Autumn Cherry Blossoms…
After several cold rainy days, the clear sky and almost-warm air lured me from the house. I began my autumn garden clean-up and dug a bit more in the daylily bed that I am preparing for planting next year. A favorite flower is still blooming, as it has much of the summer. My Cosmos sway in this October breeze on their delicate ferny foliage, bright flags of pink, rose and pure white. I am at the stage of letting them go to seed, to ensure that they will grace my garden again next year.
In Japan, the seasons are given special attention. Spring brings cherry blossom time. The busy scurry of life is suspended for a time, while picnickers escape the cities to dine in orchards beneath the splendor of the blooming cherry trees. Sukura, sukura, the children sing, celebrating the sweetness of cherry blossom time.
In the early summer, Japanese school children and dedicated gardeners alike sow tiny seeds in tilled soil and in the autumn it is the delicate blossoms of the Cosmos which they planted that symbolize the season. Festivals, complete with scarecrows and “foot bath corners“, are held near vast fields of gently swaying cherry, pink, and white blooms. The Japanese call the Cosmos “Autumn Cherry Blossoms.” The season when leaves change color and fall from the trees, Kouyou in Japanese, is also celebrated with special sweets made in the shape of maple leaves.

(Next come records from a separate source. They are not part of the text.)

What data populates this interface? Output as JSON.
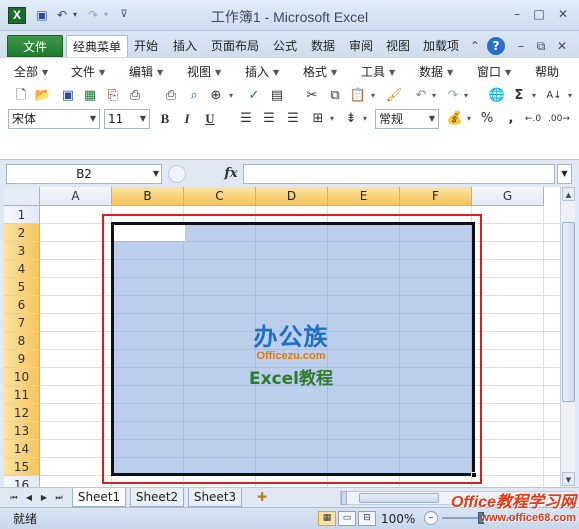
{
  "window": {
    "app_icon": "X",
    "title": "工作簿1 - Microsoft Excel",
    "controls": [
      "–",
      "□",
      "✕"
    ]
  },
  "quick_access": {
    "save_icon": "save-icon",
    "undo_icon": "undo-icon",
    "redo_icon": "redo-icon"
  },
  "tabs": [
    {
      "label": "文件"
    },
    {
      "label": "经典菜单"
    },
    {
      "label": "开始"
    },
    {
      "label": "插入"
    },
    {
      "label": "页面布局"
    },
    {
      "label": "公式"
    },
    {
      "label": "数据"
    },
    {
      "label": "审阅"
    },
    {
      "label": "视图"
    },
    {
      "label": "加载项"
    }
  ],
  "classic_menu": [
    {
      "label": "全部"
    },
    {
      "label": "文件"
    },
    {
      "label": "编辑"
    },
    {
      "label": "视图"
    },
    {
      "label": "插入"
    },
    {
      "label": "格式"
    },
    {
      "label": "工具"
    },
    {
      "label": "数据"
    },
    {
      "label": "窗口"
    },
    {
      "label": "帮助"
    }
  ],
  "format_bar": {
    "font_name": "宋体",
    "font_size": "11",
    "bold": "B",
    "italic": "I",
    "underline": "U",
    "number_format": "常规",
    "percent": "%",
    "comma": ",",
    "sigma": "Σ"
  },
  "formula_bar": {
    "name_box": "B2",
    "fx_label": "fx",
    "value": ""
  },
  "grid": {
    "columns": [
      "A",
      "B",
      "C",
      "D",
      "E",
      "F",
      "G"
    ],
    "selected_columns": [
      "B",
      "C",
      "D",
      "E",
      "F"
    ],
    "rows": [
      "1",
      "2",
      "3",
      "4",
      "5",
      "6",
      "7",
      "8",
      "9",
      "10",
      "11",
      "12",
      "13",
      "14",
      "15",
      "16"
    ],
    "selected_rows": [
      "2",
      "3",
      "4",
      "5",
      "6",
      "7",
      "8",
      "9",
      "10",
      "11",
      "12",
      "13",
      "14",
      "15"
    ],
    "selection_range": "B2:F15",
    "selection_color": "#7aa0dc"
  },
  "logo": {
    "line1": "办公族",
    "line2": "Officezu.com",
    "line3": "Excel教程"
  },
  "sheets": [
    {
      "label": "Sheet1",
      "active": true
    },
    {
      "label": "Sheet2",
      "active": false
    },
    {
      "label": "Sheet3",
      "active": false
    }
  ],
  "status": {
    "ready": "就绪",
    "zoom": "100%"
  },
  "watermark": {
    "line1": "Office教程学习网",
    "line2": "www.office68.com"
  },
  "colors": {
    "file_tab": "#2e8a3c",
    "selection_border": "#111111",
    "highlight_frame": "#d81f1f",
    "header_selected": "#f6c45c"
  }
}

In this rural northern locale, we celebrate Autumn with trips to the local orchards for crisp apples and long, slightly-confused meanders through the corn maze. Later in the month, we will select pumpkins for jack-o-lanterns and maybe give in to the temptation to buy just one more Hardy Mum that is too pretty to pass by. We return to simmering big pots of soup or stew, and do a bit more baking as the air grows chill and the first frost threatens.
I engage in all of those typical northern seasonal activities with great enthusiasm. I love Indian Summer and enjoy long walks on “sweater weather” days. I love the autumn mist that settles over the fields near our home between bouts of cold, drizzly rain. And, with a respectful nod toward my Asian kindred-spirits, I love to photograph the sweet Cosmos which tower delicately above my humble mums. How lucky I feel to have “autumn cherry blossoms” to delight me with their dance while I “tuck the garden in” for the year.
photo by Aisling, 2006